* **DIRECTIONS FOR THIS TASK**: Nothing in the records below may change; print them all exactly.

ENTRIES SUPPLIED: Begin

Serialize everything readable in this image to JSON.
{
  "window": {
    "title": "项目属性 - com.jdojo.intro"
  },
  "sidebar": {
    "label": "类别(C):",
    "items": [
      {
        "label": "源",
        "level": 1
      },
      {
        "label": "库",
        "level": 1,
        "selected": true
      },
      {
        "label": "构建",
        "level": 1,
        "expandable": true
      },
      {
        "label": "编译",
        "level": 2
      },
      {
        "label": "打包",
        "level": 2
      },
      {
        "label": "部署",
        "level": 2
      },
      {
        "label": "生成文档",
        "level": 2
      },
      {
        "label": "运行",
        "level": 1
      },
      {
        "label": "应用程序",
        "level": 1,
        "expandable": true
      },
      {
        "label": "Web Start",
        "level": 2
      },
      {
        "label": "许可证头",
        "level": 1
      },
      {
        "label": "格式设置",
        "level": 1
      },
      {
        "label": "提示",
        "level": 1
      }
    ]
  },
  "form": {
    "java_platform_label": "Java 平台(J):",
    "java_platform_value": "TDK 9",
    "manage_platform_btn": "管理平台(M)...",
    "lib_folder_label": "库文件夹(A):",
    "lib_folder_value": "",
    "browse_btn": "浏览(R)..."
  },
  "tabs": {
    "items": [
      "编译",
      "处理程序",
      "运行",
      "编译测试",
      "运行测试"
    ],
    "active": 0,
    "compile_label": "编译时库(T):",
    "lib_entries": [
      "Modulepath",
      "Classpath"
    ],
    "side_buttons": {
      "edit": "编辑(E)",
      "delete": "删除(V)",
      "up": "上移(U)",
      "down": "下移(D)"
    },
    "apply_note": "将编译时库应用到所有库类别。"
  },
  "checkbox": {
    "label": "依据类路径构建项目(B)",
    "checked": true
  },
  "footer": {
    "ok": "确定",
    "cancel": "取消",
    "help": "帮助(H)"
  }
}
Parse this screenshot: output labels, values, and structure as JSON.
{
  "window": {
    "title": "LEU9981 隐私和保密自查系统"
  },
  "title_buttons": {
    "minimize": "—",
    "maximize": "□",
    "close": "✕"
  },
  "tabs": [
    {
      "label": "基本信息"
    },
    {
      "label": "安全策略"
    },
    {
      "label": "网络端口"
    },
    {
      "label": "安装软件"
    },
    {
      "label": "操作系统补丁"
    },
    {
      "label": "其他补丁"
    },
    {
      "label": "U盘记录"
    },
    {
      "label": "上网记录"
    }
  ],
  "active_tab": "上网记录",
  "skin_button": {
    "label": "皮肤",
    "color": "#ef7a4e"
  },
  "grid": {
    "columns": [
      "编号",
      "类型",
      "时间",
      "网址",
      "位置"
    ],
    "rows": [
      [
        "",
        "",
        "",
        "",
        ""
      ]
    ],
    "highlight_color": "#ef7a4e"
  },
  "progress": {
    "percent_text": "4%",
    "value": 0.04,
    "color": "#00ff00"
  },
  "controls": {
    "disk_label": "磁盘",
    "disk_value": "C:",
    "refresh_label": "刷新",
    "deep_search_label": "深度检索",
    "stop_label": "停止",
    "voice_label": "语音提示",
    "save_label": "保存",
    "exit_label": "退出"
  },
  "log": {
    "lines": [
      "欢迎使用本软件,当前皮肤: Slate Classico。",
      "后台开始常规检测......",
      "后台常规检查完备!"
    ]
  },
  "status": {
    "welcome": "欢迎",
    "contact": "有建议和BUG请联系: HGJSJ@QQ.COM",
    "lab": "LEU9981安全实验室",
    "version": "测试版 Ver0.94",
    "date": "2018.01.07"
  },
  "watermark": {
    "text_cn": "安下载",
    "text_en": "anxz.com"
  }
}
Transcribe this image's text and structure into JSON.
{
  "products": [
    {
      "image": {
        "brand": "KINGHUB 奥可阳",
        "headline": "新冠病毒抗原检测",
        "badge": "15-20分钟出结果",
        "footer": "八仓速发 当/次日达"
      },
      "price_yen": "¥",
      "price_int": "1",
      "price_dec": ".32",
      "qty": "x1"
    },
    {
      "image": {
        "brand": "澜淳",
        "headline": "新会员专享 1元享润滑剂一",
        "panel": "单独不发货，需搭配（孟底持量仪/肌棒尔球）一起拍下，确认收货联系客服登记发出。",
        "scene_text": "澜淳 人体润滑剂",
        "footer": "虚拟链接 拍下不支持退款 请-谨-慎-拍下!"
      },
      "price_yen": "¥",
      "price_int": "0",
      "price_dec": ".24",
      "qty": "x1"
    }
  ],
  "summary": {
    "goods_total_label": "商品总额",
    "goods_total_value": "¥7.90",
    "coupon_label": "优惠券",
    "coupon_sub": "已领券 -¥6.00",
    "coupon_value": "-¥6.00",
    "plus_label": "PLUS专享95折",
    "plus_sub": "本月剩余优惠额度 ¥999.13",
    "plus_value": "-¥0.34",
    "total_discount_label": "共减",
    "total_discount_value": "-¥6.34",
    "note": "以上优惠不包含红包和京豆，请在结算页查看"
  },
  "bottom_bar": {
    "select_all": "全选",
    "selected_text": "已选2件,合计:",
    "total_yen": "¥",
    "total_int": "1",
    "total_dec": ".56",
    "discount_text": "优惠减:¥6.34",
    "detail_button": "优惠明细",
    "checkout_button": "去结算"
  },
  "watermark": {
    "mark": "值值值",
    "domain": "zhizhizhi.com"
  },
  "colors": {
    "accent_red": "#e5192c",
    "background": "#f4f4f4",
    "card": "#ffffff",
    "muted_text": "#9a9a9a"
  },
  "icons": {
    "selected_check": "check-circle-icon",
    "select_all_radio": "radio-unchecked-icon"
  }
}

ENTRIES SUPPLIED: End

* **OUTPUT**:
Serialize everything readable in this image to JSON.
{
  "window": {
    "title": "项目属性 - com.jdojo.intro"
  },
  "sidebar": {
    "label": "类别(C):",
    "items": [
      {
        "label": "源",
        "level": 1
      },
      {
        "label": "库",
        "level": 1,
        "selected": true
      },
      {
        "label": "构建",
        "level": 1,
        "expandable": true
      },
      {
        "label": "编译",
        "level": 2
      },
      {
        "label": "打包",
        "level": 2
      },
      {
        "label": "部署",
        "level": 2
      },
      {
        "label": "生成文档",
        "level": 2
      },
      {
        "label": "运行",
        "level": 1
      },
      {
        "label": "应用程序",
        "level": 1,
        "expandable": true
      },
      {
        "label": "Web Start",
        "level": 2
      },
      {
        "label": "许可证头",
        "level": 1
      },
      {
        "label": "格式设置",
        "level": 1
      },
      {
        "label": "提示",
        "level": 1
      }
    ]
  },
  "form": {
    "java_platform_label": "Java 平台(J):",
    "java_platform_value": "TDK 9",
    "manage_platform_btn": "管理平台(M)...",
    "lib_folder_label": "库文件夹(A):",
    "lib_folder_value": "",
    "browse_btn": "浏览(R)..."
  },
  "tabs": {
    "items": [
      "编译",
      "处理程序",
      "运行",
      "编译测试",
      "运行测试"
    ],
    "active": 0,
    "compile_label": "编译时库(T):",
    "lib_entries": [
      "Modulepath",
      "Classpath"
    ],
    "side_buttons": {
      "edit": "编辑(E)",
      "delete": "删除(V)",
      "up": "上移(U)",
      "down": "下移(D)"
    },
    "apply_note": "将编译时库应用到所有库类别。"
  },
  "checkbox": {
    "label": "依据类路径构建项目(B)",
    "checked": true
  },
  "footer": {
    "ok": "确定",
    "cancel": "取消",
    "help": "帮助(H)"
  }
}
Parse this screenshot: output labels, values, and structure as JSON.
{
  "window": {
    "title": "LEU9981 隐私和保密自查系统"
  },
  "title_buttons": {
    "minimize": "—",
    "maximize": "□",
    "close": "✕"
  },
  "tabs": [
    {
      "label": "基本信息"
    },
    {
      "label": "安全策略"
    },
    {
      "label": "网络端口"
    },
    {
      "label": "安装软件"
    },
    {
      "label": "操作系统补丁"
    },
    {
      "label": "其他补丁"
    },
    {
      "label": "U盘记录"
    },
    {
      "label": "上网记录"
    }
  ],
  "active_tab": "上网记录",
  "skin_button": {
    "label": "皮肤",
    "color": "#ef7a4e"
  },
  "grid": {
    "columns": [
      "编号",
      "类型",
      "时间",
      "网址",
      "位置"
    ],
    "rows": [
      [
        "",
        "",
        "",
        "",
        ""
      ]
    ],
    "highlight_color": "#ef7a4e"
  },
  "progress": {
    "percent_text": "4%",
    "value": 0.04,
    "color": "#00ff00"
  },
  "controls": {
    "disk_label": "磁盘",
    "disk_value": "C:",
    "refresh_label": "刷新",
    "deep_search_label": "深度检索",
    "stop_label": "停止",
    "voice_label": "语音提示",
    "save_label": "保存",
    "exit_label": "退出"
  },
  "log": {
    "lines": [
      "欢迎使用本软件,当前皮肤: Slate Classico。",
      "后台开始常规检测......",
      "后台常规检查完备!"
    ]
  },
  "status": {
    "welcome": "欢迎",
    "contact": "有建议和BUG请联系: HGJSJ@QQ.COM",
    "lab": "LEU9981安全实验室",
    "version": "测试版 Ver0.94",
    "date": "2018.01.07"
  },
  "watermark": {
    "text_cn": "安下载",
    "text_en": "anxz.com"
  }
}
Transcribe this image's text and structure into JSON.
{
  "products": [
    {
      "image": {
        "brand": "KINGHUB 奥可阳",
        "headline": "新冠病毒抗原检测",
        "badge": "15-20分钟出结果",
        "footer": "八仓速发 当/次日达"
      },
      "price_yen": "¥",
      "price_int": "1",
      "price_dec": ".32",
      "qty": "x1"
    },
    {
      "image": {
        "brand": "澜淳",
        "headline": "新会员专享 1元享润滑剂一",
        "panel": "单独不发货，需搭配（孟底持量仪/肌棒尔球）一起拍下，确认收货联系客服登记发出。",
        "scene_text": "澜淳 人体润滑剂",
        "footer": "虚拟链接 拍下不支持退款 请-谨-慎-拍下!"
      },
      "price_yen": "¥",
      "price_int": "0",
      "price_dec": ".24",
      "qty": "x1"
    }
  ],
  "summary": {
    "goods_total_label": "商品总额",
    "goods_total_value": "¥7.90",
    "coupon_label": "优惠券",
    "coupon_sub": "已领券 -¥6.00",
    "coupon_value": "-¥6.00",
    "plus_label": "PLUS专享95折",
    "plus_sub": "本月剩余优惠额度 ¥999.13",
    "plus_value": "-¥0.34",
    "total_discount_label": "共减",
    "total_discount_value": "-¥6.34",
    "note": "以上优惠不包含红包和京豆，请在结算页查看"
  },
  "bottom_bar": {
    "select_all": "全选",
    "selected_text": "已选2件,合计:",
    "total_yen": "¥",
    "total_int": "1",
    "total_dec": ".56",
    "discount_text": "优惠减:¥6.34",
    "detail_button": "优惠明细",
    "checkout_button": "去结算"
  },
  "watermark": {
    "mark": "值值值",
    "domain": "zhizhizhi.com"
  },
  "colors": {
    "accent_red": "#e5192c",
    "background": "#f4f4f4",
    "card": "#ffffff",
    "muted_text": "#9a9a9a"
  },
  "icons": {
    "selected_check": "check-circle-icon",
    "select_all_radio": "radio-unchecked-icon"
  }
}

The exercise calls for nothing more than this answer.